Plot – Bureau for Paranormal Research and Defense super-employee Hellboy (Harbour) must do everything in his power to stop the recently resurrected Queen of Blood, Vivian Nimue (Jovovich) from destroying the world as we know it.
“I thought we were supposed to be fighting monsters, not working with them”
Review by Eddie on 26/07/2019
With many overcoming the initial sadness of the failed Hellboy 3 that would’ve seen Oscar winning director Guillermo Del Toro re-team with his favourite leading man Ron Perlman for another dose of imagination overload and Barry Manalow’s singalongs, hype began to grow for a very adult take on the cult graphic novel creation that starred Stranger Things breakout star David Harbour and was directed by the man responsible for cult films such as Dog Soldiers and The Descent as well as some of the all-time great Game of Thrones episodes.
Unfortunately for the great big red guy, Harbour and director Neil Marshall, this violence filled and expletive ridden reimagining of Mike Mignola’s creation is one of the great failures of 2019, virtually killing off the chances of future Hellboy installments and halting Harbour’s chances of leading too many more Hollywood films moving forward.
Budgeted at a quite decent $50 million dollars and featuring talented performers such as Milla Jovovich, Ian McShane and Daniel Dae Kim, Hellboy certainly had enough talent surrounding it to be something of note and still maintains slight moments of character charm, creature carnage and possibilities throughout that never help it overcome a feeling that this cold, heartless and rather cheap and nasty feeling film just lacks the soul or energy to do its character and plot justice.

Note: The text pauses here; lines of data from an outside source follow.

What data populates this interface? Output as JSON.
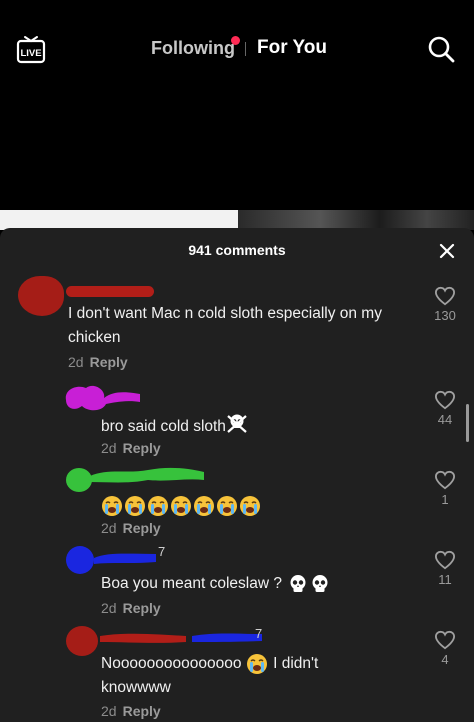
{
  "header": {
    "live_label": "LIVE",
    "tab_following": "Following",
    "tab_for_you": "For You"
  },
  "sheet": {
    "title": "941 comments"
  },
  "comments": [
    {
      "text": "I don't want Mac n cold sloth especially on my chicken",
      "time": "2d",
      "reply": "Reply",
      "likes": "130"
    },
    {
      "text": "bro said cold sloth",
      "time": "2d",
      "reply": "Reply",
      "likes": "44",
      "emoji": "skull-crossbones"
    },
    {
      "text": "",
      "time": "2d",
      "reply": "Reply",
      "likes": "1",
      "emoji": "loudly-crying-face x7"
    },
    {
      "text": "Boa you meant coleslaw ?",
      "time": "2d",
      "reply": "Reply",
      "likes": "11",
      "emoji": "skull x2",
      "username_suffix": "7"
    },
    {
      "text_a": "Nooooooooooooooo",
      "text_b": "I didn't",
      "text_c": "knowwww",
      "time": "2d",
      "reply": "Reply",
      "likes": "4",
      "emoji": "loudly-crying-face",
      "username_suffix": "7"
    }
  ],
  "colors": {
    "sheet_bg": "#202020",
    "accent_dot": "#ff2b55",
    "scribble_red": "#b0201a",
    "scribble_magenta": "#c81fd6",
    "scribble_green": "#37c23c",
    "scribble_blue": "#1a26e0"
  }
}
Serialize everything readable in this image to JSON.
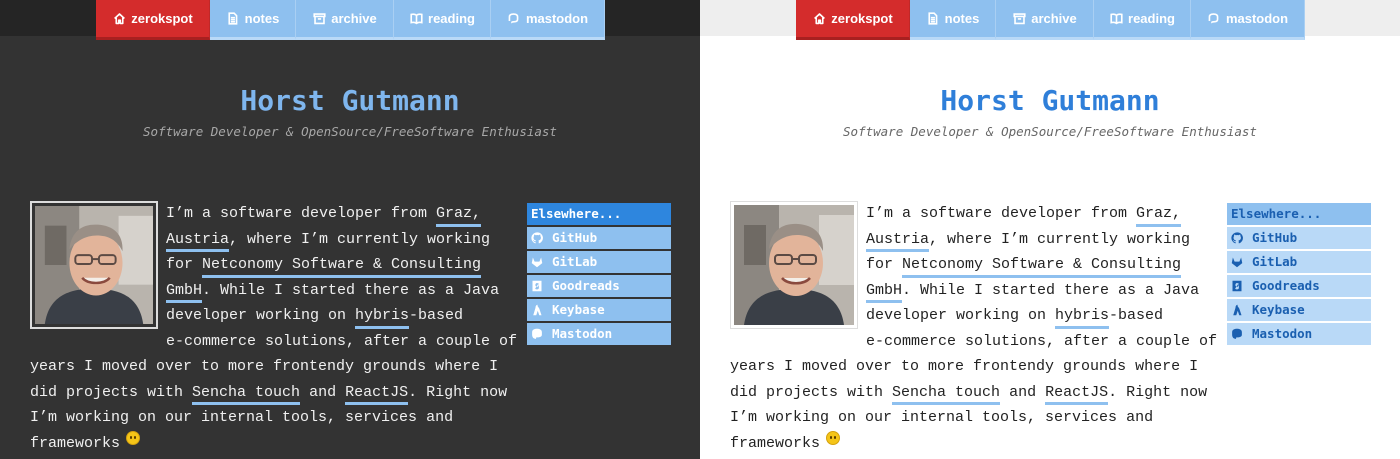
{
  "nav": {
    "items": [
      {
        "label": "zerokspot",
        "icon": "home-icon",
        "active": true
      },
      {
        "label": "notes",
        "icon": "document-icon"
      },
      {
        "label": "archive",
        "icon": "archive-box-icon"
      },
      {
        "label": "reading",
        "icon": "open-book-icon"
      },
      {
        "label": "mastodon",
        "icon": "mastodon-icon"
      }
    ]
  },
  "header": {
    "title": "Horst Gutmann",
    "subtitle": "Software Developer & OpenSource/FreeSoftware Enthusiast"
  },
  "bio": {
    "l1": "I’m a software developer from ",
    "link_graz": "Graz,",
    "link_austria": "Austria",
    "l2": ", where I’m currently working",
    "l3": "for ",
    "link_netconomy_1": "Netconomy Software & Consulting",
    "link_netconomy_2": "GmbH",
    "l4": ". While I started there as a Java",
    "l5": "developer working on ",
    "link_hybris": "hybris",
    "l5b": "-based",
    "l6": "e-commerce solutions, after a couple of",
    "l7": "years I moved over to more frontendy grounds where I",
    "l8": "did projects with ",
    "link_sencha": "Sencha touch",
    "l8b": " and ",
    "link_react": "ReactJS",
    "l8c": ". Right now",
    "l9": "I’m working on our internal tools, services and",
    "l10": "frameworks",
    "emoji": "grinning-face-emoji"
  },
  "elsewhere": {
    "title": "Elsewhere...",
    "items": [
      {
        "label": "GitHub",
        "icon": "github-icon"
      },
      {
        "label": "GitLab",
        "icon": "gitlab-icon"
      },
      {
        "label": "Goodreads",
        "icon": "goodreads-icon"
      },
      {
        "label": "Keybase",
        "icon": "keybase-icon"
      },
      {
        "label": "Mastodon",
        "icon": "mastodon-icon"
      }
    ]
  },
  "themes": {
    "dark": {
      "background": "#333333",
      "title_color": "#7fb6ee",
      "link_underline": "#8ec0ef"
    },
    "light": {
      "background": "#ffffff",
      "title_color": "#2f7fd9",
      "link_underline": "#8ec0ef"
    },
    "nav_active": "#d42c2c",
    "nav_inactive": "#8ec0ef"
  }
}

Featuring such random interludes as giant hunting, Nazi era flashbacks, Jovovich’s evil plan for ultimate destruction and bizarrely a resurrected Merlin, Hellboy has a lot of ideas and components going on that Marshall never wrangles together into a cohesive whole and while the capable director knows how to handle an action scene or two, most of Hellboy’s big set-ups and set-pieces take place in a lethargic and enthusiasm free environment that stems mostly out of a bored looking cast, tired and heartless sets, sub-par CGI and over the top violence that feels more forced than natural in the modern age where adult focussed comic book films are a sub-genre unto their own.
Del Toro’s previous Hellboy films all mixed soulful characters and emotionally strong components with fun and wild blockbuster sensibilities, something that this Hellboy lacks in spades.
You feel sorry for Harbour in particular who doesn’t get the best material to work with here thanks to the mediocre script work by Andrew Cosby.
It’s a shame as he feels like a solid choice for the big handed red devil and shows more than a few moments where his natural charisma and presence shines in the film but there’s frighteningly little support around him and as Hellboy’s downright terrible story draws us across the globe in a variety of situations we can’t get invested in, it’s quite clear early on that Marshall’s film had very little chance of matching Del Toro’s take on the figure or enlivening the series enough to make audiences care about ever seeing another big screen Hellboy moving forward.
Final Say –
With a few very minor wins over its run-time and a committed but misused David Harbour at its disposal, this rough and bloody Hellboy isn’t a complete horror story but it’s not a film you’d be recommending loudly in a crowded marketplace filled with far better graphic novel/comic book offerings. Seemingly a sad ending for a character and universe that had a lot more still yet to give.
2 mute monks out of 5